the 7 Myths of Divorce
MYTH #1 - I have to be
separated for 18 months before I file for divorce.
UNTRUE! - New Jersey is a "fault" state for divorce,
meaning that you must state grounds for divorce, such as (but not
limited to) irreconcilable differences, adultery, extreme cruelty or separation. Separation for
18 months or more permits either party to commence an action for
divorce, without regard to marital fault. Thus, because this ground
is referred to as the "no-fault ground", a common
misconception is that couples must wait 18 months prior to commencing
their action for divorce. In cases where the ground stated is
irreconcilable differences, adultery, extreme cruelty or one of the other several grounds no
waiting period is generally required.
MYTH #2 - I don't need a lawyer to get a divorce.
NOT SO! - Sadly, many problems are created by individuals who
try to "do it themselves," and then later try to "get
a better deal." Unfortunately, once commitments are made, even
if made without benefit of legal counsel, they in many, cases become
binding, and effect the ultimate outcome, sometimes in drastic ways.
The best time to consult an attorney is BEFORE you make any
agreements which may depreciate your future rights.
MYTH # 3 - My spouse and I can use the
same attorney for our divorce.
TERRIBLY WRONG! - As a divorcing couple, you and your spouse
have opposing interests. Although some couples can amicably settle
differences within the divorce context, the majority need
representation to advise them of their rights, and to then assert
those rights. An attorney who represents both sides, has a conflict
of interest, which cannot be reconciled. Moreover, it is an ethical
violation for one attorney to represent both sides in litigation such

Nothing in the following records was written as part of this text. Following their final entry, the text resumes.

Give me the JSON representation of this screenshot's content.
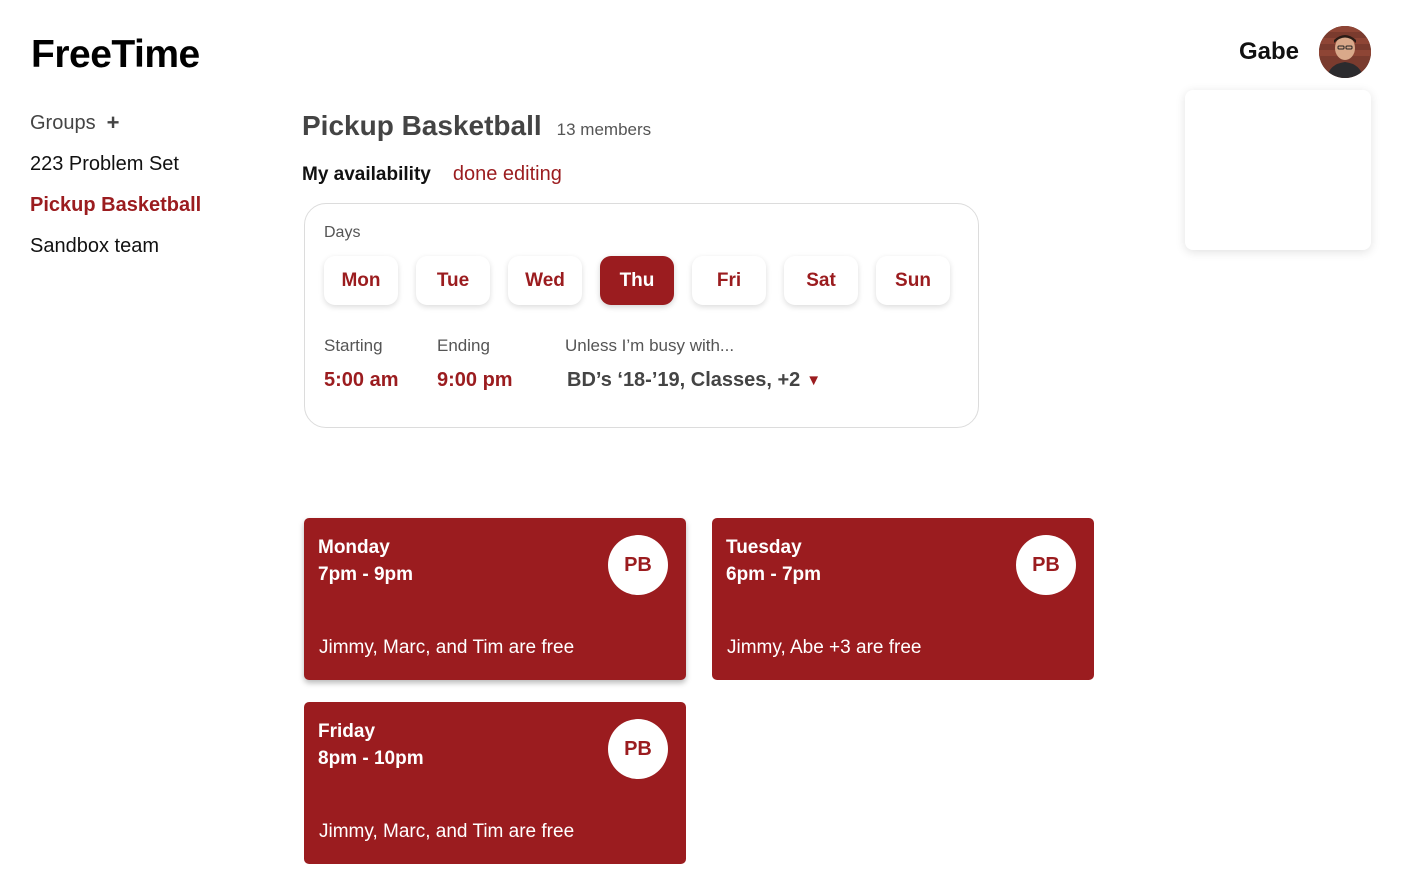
{
  "app": {
    "title": "FreeTime"
  },
  "user": {
    "name": "Gabe"
  },
  "sidebar": {
    "groups_label": "Groups",
    "add_label": "+",
    "items": [
      {
        "label": "223 Problem Set",
        "active": false
      },
      {
        "label": "Pickup Basketball",
        "active": true
      },
      {
        "label": "Sandbox team",
        "active": false
      }
    ]
  },
  "group": {
    "title": "Pickup Basketball",
    "members": "13 members"
  },
  "availability": {
    "label": "My availability",
    "done_label": "done editing",
    "days_label": "Days",
    "days": [
      {
        "label": "Mon",
        "selected": false
      },
      {
        "label": "Tue",
        "selected": false
      },
      {
        "label": "Wed",
        "selected": false
      },
      {
        "label": "Thu",
        "selected": true
      },
      {
        "label": "Fri",
        "selected": false
      },
      {
        "label": "Sat",
        "selected": false
      },
      {
        "label": "Sun",
        "selected": false
      }
    ],
    "starting_label": "Starting",
    "starting_value": "5:00 am",
    "ending_label": "Ending",
    "ending_value": "9:00 pm",
    "busy_label": "Unless I’m busy with...",
    "busy_value": "BD’s ‘18-’19, Classes, +2",
    "busy_caret": "▼"
  },
  "slots": [
    {
      "day": "Monday",
      "time": "7pm - 9pm",
      "free": "Jimmy, Marc, and Tim are free",
      "badge": "PB"
    },
    {
      "day": "Tuesday",
      "time": "6pm - 7pm",
      "free": "Jimmy, Abe +3 are free",
      "badge": "PB"
    },
    {
      "day": "Friday",
      "time": "8pm - 10pm",
      "free": "Jimmy, Marc, and Tim are free",
      "badge": "PB"
    }
  ],
  "colors": {
    "accent": "#9b1c1f"
  },
  "icons": {
    "add": "plus-icon",
    "dropdown": "caret-down-icon",
    "avatar": "user-avatar"
  }
}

as a divorce proceeding.
MYTH # 4 - All lawyers are the same, the
cheapest one will get the job done just as well as the more expensive one.
WRONG AGAIN! - As in any other service, you get
what you pay for. The settlement you reach, or the result obtained at
trial will effect your life for years to come. Choose your attorney,
certainly not solely on the basis of price, but on reputation, skill, and
MYTH #5 - Once I give my attorney the
outline of my case, my job is done - he or she will do the rest.
ERROR! - In order for your interests to be properly
represented, you MUST take an active role in the process. Your attorney
cannot possibly know of problems that have come up, or issues that must
be resolved unless you tell him or her. Keeping your attorney up to date
on relevant information should be your first priority. During the process
of the divorce action, there will be times, when your presence may be
required in court, or you may have to complete paperwork for your
attorney. This is your part in the process, and the more you cooperate,
the better your representation will be.
MYTH #6 - Because my spouse was abusive
towards me during the marriage, I am entitled to more of the marital assets.
NO! - Unfortunately, in most cases, marital fault
is not considered as a basis for determining the distribution of marital
assets, or an award of alimony.
MYTH #7 - All lawyers charge too much.
NOPE! - Most attorneys are hardworking individuals,
who in many instances put their professional responsibilities before
their personal lives. Much of the work that your attorney does for you is
done behind the scenes, such as research, and preparation. Sound legal
advice may save thousands of dollars later on, and is well worth the
immediate price. While communication and cooperation is the key to
success, you can keep the bill down by not barraging your attorney with
minutia that he or she can do nothing about, or which is irrelevant to